== What you have to do ==
Among the entries, find the lines with the string "permanently" and copy them.

Website and app data records
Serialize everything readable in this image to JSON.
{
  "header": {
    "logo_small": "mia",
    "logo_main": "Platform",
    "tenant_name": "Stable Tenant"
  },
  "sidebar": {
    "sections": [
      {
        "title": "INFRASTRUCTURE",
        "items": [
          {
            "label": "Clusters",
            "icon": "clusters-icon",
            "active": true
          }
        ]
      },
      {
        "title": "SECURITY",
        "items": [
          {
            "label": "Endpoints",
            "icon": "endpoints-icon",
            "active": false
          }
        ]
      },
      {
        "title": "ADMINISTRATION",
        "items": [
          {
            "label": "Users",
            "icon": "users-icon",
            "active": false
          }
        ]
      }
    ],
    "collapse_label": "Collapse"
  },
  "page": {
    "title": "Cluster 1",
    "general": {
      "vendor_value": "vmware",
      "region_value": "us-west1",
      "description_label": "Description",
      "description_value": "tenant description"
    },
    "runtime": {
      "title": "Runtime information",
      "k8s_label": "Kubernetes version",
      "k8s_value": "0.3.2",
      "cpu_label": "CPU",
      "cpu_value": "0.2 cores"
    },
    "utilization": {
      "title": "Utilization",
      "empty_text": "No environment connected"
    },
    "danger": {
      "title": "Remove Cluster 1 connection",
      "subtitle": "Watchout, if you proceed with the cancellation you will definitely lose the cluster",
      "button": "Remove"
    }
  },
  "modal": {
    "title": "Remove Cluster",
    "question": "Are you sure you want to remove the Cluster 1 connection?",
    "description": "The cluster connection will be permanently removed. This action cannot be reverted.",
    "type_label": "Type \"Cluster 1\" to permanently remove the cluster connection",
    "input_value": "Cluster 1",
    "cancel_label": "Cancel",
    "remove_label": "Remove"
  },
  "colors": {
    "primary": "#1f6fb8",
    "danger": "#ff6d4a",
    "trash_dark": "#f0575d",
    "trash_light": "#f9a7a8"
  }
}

== Answer space ==
    "description": "The cluster connection will be permanently removed. This action cannot be reverted.",
    "type_label": "Type \"Cluster 1\" to permanently remove the cluster connection",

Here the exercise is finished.